*What is expected*:
Make an exact copy of every entry.

** Opening Material to process block **

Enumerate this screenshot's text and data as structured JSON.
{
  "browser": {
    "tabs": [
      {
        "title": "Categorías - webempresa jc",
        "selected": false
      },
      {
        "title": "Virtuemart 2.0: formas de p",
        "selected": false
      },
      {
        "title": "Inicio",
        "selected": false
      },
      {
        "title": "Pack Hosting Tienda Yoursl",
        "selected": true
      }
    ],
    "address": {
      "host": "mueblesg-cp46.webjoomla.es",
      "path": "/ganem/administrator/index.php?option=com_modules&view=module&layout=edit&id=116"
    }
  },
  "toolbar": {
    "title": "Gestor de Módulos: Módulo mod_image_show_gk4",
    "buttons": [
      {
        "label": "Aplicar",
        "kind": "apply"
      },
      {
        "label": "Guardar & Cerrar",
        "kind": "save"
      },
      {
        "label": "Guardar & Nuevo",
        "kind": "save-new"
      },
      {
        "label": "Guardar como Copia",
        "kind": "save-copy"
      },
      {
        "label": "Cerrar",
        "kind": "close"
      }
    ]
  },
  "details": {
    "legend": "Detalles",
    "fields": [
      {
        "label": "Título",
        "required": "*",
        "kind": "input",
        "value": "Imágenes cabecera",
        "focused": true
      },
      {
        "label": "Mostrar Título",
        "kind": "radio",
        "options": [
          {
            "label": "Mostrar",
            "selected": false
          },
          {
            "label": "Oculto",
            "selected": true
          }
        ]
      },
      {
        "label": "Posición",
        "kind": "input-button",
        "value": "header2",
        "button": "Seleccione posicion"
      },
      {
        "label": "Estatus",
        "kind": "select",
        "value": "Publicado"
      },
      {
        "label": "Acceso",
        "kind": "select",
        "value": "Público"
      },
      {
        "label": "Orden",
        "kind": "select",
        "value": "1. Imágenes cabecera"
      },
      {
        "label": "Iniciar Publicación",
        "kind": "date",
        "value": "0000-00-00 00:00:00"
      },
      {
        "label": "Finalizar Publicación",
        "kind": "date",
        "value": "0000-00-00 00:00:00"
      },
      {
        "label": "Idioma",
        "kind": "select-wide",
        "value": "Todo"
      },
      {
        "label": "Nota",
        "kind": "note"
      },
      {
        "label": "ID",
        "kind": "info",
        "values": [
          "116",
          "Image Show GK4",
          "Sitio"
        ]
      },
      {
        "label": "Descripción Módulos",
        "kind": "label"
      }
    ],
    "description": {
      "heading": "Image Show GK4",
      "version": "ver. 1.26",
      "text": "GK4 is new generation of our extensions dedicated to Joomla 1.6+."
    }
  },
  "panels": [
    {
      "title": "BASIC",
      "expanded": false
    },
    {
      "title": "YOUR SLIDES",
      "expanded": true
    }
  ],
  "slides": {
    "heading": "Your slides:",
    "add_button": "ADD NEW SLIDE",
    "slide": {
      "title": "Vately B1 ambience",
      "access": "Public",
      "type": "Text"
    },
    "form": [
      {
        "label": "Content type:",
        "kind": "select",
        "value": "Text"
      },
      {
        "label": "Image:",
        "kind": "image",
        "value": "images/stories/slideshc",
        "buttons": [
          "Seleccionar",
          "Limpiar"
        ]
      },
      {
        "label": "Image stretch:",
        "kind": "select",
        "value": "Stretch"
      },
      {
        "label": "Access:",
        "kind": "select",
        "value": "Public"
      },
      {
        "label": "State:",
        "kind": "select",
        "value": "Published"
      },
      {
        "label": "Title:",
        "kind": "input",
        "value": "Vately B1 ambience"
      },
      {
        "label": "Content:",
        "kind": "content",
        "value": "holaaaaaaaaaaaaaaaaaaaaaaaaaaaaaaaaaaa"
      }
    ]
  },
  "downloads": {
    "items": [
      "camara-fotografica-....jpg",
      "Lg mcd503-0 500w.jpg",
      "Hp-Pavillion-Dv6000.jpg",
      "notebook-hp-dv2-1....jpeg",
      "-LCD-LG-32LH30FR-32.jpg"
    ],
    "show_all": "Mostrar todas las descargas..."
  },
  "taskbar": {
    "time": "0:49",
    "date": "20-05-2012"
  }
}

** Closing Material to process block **

*Exercise answer*:
Enumerate this screenshot's text and data as structured JSON.
{
  "browser": {
    "tabs": [
      {
        "title": "Categorías - webempresa jc",
        "selected": false
      },
      {
        "title": "Virtuemart 2.0: formas de p",
        "selected": false
      },
      {
        "title": "Inicio",
        "selected": false
      },
      {
        "title": "Pack Hosting Tienda Yoursl",
        "selected": true
      }
    ],
    "address": {
      "host": "mueblesg-cp46.webjoomla.es",
      "path": "/ganem/administrator/index.php?option=com_modules&view=module&layout=edit&id=116"
    }
  },
  "toolbar": {
    "title": "Gestor de Módulos: Módulo mod_image_show_gk4",
    "buttons": [
      {
        "label": "Aplicar",
        "kind": "apply"
      },
      {
        "label": "Guardar & Cerrar",
        "kind": "save"
      },
      {
        "label": "Guardar & Nuevo",
        "kind": "save-new"
      },
      {
        "label": "Guardar como Copia",
        "kind": "save-copy"
      },
      {
        "label": "Cerrar",
        "kind": "close"
      }
    ]
  },
  "details": {
    "legend": "Detalles",
    "fields": [
      {
        "label": "Título",
        "required": "*",
        "kind": "input",
        "value": "Imágenes cabecera",
        "focused": true
      },
      {
        "label": "Mostrar Título",
        "kind": "radio",
        "options": [
          {
            "label": "Mostrar",
            "selected": false
          },
          {
            "label": "Oculto",
            "selected": true
          }
        ]
      },
      {
        "label": "Posición",
        "kind": "input-button",
        "value": "header2",
        "button": "Seleccione posicion"
      },
      {
        "label": "Estatus",
        "kind": "select",
        "value": "Publicado"
      },
      {
        "label": "Acceso",
        "kind": "select",
        "value": "Público"
      },
      {
        "label": "Orden",
        "kind": "select",
        "value": "1. Imágenes cabecera"
      },
      {
        "label": "Iniciar Publicación",
        "kind": "date",
        "value": "0000-00-00 00:00:00"
      },
      {
        "label": "Finalizar Publicación",
        "kind": "date",
        "value": "0000-00-00 00:00:00"
      },
      {
        "label": "Idioma",
        "kind": "select-wide",
        "value": "Todo"
      },
      {
        "label": "Nota",
        "kind": "note"
      },
      {
        "label": "ID",
        "kind": "info",
        "values": [
          "116",
          "Image Show GK4",
          "Sitio"
        ]
      },
      {
        "label": "Descripción Módulos",
        "kind": "label"
      }
    ],
    "description": {
      "heading": "Image Show GK4",
      "version": "ver. 1.26",
      "text": "GK4 is new generation of our extensions dedicated to Joomla 1.6+."
    }
  },
  "panels": [
    {
      "title": "BASIC",
      "expanded": false
    },
    {
      "title": "YOUR SLIDES",
      "expanded": true
    }
  ],
  "slides": {
    "heading": "Your slides:",
    "add_button": "ADD NEW SLIDE",
    "slide": {
      "title": "Vately B1 ambience",
      "access": "Public",
      "type": "Text"
    },
    "form": [
      {
        "label": "Content type:",
        "kind": "select",
        "value": "Text"
      },
      {
        "label": "Image:",
        "kind": "image",
        "value": "images/stories/slideshc",
        "buttons": [
          "Seleccionar",
          "Limpiar"
        ]
      },
      {
        "label": "Image stretch:",
        "kind": "select",
        "value": "Stretch"
      },
      {
        "label": "Access:",
        "kind": "select",
        "value": "Public"
      },
      {
        "label": "State:",
        "kind": "select",
        "value": "Published"
      },
      {
        "label": "Title:",
        "kind": "input",
        "value": "Vately B1 ambience"
      },
      {
        "label": "Content:",
        "kind": "content",
        "value": "holaaaaaaaaaaaaaaaaaaaaaaaaaaaaaaaaaaa"
      }
    ]
  },
  "downloads": {
    "items": [
      "camara-fotografica-....jpg",
      "Lg mcd503-0 500w.jpg",
      "Hp-Pavillion-Dv6000.jpg",
      "notebook-hp-dv2-1....jpeg",
      "-LCD-LG-32LH30FR-32.jpg"
    ],
    "show_all": "Mostrar todas las descargas..."
  },
  "taskbar": {
    "time": "0:49",
    "date": "20-05-2012"
  }
}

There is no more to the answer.